* [BRIEF] Copy every line of the records below where the word "this" occurs.

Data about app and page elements
————
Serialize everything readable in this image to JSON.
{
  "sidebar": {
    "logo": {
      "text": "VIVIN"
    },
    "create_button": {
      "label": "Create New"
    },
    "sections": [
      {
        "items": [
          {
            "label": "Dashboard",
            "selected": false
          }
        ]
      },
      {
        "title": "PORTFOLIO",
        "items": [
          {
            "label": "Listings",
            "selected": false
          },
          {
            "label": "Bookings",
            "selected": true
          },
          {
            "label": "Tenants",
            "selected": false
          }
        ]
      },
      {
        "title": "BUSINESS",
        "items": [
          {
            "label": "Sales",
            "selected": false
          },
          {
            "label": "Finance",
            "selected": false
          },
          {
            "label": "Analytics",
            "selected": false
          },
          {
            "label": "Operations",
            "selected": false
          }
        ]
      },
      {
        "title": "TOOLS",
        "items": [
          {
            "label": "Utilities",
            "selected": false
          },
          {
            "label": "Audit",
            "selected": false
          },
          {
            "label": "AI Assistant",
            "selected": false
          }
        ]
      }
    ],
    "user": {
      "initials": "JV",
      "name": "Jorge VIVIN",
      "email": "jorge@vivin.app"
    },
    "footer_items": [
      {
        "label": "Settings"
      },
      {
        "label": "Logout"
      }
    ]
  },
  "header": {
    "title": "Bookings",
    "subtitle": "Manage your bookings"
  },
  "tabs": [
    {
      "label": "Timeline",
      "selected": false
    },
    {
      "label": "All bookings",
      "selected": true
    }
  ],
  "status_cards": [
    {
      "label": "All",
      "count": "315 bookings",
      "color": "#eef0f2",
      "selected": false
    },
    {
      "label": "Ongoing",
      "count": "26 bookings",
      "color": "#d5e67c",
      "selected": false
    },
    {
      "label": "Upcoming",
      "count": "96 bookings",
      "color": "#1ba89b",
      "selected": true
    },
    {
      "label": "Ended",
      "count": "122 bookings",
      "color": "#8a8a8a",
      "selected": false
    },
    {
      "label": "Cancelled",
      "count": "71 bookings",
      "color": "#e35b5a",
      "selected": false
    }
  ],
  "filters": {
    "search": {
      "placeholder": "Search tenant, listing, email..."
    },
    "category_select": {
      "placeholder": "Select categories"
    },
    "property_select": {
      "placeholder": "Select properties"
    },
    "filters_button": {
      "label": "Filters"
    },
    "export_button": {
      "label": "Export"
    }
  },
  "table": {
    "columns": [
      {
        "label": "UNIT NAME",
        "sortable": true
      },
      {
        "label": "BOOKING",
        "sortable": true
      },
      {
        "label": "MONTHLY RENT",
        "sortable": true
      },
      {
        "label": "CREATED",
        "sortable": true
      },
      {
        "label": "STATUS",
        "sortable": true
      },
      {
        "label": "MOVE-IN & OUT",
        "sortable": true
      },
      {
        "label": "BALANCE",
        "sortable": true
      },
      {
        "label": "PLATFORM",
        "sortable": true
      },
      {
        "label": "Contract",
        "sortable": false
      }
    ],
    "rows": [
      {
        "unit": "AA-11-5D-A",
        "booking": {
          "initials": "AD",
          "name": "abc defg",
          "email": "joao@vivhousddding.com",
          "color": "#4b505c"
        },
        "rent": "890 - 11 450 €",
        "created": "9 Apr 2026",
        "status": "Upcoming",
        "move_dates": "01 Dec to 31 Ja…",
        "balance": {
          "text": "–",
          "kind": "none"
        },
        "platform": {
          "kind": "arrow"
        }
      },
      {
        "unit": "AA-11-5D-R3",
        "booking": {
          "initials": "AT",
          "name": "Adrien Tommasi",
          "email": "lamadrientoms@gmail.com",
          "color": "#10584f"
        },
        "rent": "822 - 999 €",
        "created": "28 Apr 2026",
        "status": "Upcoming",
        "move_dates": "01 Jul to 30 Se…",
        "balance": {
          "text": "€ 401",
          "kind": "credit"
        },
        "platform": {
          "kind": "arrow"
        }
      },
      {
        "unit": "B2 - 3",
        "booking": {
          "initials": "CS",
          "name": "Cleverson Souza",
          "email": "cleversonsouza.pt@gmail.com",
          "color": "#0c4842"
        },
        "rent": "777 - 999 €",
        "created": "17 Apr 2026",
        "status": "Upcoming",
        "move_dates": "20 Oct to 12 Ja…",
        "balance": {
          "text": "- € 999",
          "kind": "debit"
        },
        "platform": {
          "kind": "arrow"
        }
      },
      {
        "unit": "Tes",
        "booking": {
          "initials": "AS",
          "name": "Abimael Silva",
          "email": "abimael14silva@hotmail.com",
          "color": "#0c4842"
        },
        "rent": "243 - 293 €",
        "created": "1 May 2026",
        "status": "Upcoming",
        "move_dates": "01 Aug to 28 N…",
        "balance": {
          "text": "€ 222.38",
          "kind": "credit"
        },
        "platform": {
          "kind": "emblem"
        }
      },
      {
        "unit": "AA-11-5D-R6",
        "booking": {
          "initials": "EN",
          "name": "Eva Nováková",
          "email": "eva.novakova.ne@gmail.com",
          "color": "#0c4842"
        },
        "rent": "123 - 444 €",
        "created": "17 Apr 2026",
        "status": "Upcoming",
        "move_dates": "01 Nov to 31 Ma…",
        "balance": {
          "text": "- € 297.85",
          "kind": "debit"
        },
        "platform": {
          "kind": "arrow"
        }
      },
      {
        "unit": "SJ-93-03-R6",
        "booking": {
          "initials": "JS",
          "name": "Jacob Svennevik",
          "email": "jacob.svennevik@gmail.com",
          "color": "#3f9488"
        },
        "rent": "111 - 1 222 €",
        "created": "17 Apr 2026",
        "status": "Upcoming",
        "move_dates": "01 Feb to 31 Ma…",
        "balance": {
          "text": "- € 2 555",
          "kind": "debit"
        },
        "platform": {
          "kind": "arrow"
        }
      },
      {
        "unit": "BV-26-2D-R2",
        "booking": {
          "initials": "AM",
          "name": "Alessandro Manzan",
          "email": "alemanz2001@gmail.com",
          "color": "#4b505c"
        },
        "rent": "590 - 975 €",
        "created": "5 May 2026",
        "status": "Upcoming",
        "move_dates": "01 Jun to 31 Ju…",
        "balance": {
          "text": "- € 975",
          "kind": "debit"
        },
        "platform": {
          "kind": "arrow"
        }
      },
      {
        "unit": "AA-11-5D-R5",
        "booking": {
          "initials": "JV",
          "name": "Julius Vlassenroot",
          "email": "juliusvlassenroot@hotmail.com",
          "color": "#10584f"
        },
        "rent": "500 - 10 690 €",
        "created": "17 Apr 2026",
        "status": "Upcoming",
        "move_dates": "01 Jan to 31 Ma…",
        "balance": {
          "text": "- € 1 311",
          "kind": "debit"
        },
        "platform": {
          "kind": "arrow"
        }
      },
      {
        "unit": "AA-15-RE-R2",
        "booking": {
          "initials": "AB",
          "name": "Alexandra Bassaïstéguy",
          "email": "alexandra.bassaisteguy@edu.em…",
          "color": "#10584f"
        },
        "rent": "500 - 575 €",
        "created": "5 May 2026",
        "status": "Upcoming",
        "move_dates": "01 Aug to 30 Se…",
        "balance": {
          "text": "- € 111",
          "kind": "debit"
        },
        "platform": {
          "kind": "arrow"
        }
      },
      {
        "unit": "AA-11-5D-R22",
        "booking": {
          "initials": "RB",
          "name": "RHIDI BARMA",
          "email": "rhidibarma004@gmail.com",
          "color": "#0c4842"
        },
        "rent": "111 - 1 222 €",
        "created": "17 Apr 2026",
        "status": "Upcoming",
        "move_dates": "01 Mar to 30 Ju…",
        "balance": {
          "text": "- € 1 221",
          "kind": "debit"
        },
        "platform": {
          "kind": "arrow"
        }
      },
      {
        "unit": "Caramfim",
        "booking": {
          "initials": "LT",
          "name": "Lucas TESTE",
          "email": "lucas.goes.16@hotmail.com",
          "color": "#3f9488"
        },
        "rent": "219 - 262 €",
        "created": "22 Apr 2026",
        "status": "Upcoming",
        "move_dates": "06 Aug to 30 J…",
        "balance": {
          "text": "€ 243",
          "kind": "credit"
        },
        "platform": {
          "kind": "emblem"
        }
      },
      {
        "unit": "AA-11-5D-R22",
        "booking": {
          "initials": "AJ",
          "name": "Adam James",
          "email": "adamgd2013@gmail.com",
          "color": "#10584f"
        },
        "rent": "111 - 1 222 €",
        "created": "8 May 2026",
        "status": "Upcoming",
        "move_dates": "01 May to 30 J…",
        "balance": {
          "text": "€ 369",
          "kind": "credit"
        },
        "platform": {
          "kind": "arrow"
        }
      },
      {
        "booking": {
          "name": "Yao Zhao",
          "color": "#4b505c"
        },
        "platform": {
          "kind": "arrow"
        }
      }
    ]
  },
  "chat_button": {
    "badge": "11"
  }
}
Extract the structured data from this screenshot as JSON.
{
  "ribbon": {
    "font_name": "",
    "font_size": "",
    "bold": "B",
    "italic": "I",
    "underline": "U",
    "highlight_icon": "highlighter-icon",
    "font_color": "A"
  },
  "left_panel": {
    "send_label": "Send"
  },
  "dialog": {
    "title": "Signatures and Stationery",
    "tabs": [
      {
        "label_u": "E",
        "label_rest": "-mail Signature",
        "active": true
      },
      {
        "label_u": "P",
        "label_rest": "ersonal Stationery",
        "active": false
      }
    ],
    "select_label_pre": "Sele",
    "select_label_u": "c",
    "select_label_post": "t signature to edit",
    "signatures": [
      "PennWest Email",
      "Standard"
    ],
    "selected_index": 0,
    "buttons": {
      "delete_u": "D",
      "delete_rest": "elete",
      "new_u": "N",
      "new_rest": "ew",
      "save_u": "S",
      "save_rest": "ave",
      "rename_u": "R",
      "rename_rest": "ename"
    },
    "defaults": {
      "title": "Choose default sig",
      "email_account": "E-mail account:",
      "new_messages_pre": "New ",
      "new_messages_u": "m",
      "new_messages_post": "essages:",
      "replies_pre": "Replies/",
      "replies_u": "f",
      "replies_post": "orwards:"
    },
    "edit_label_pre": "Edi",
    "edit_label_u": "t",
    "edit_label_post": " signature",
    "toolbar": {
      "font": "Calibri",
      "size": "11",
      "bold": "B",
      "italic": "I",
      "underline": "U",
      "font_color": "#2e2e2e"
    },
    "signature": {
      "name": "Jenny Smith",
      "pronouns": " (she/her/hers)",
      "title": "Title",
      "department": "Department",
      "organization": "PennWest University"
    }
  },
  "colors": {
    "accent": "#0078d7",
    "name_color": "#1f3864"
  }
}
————
* [WRITTEN REPLY]
Serialize everything readable in this image to JSON.
Extract the structured data from this screenshot as JSON.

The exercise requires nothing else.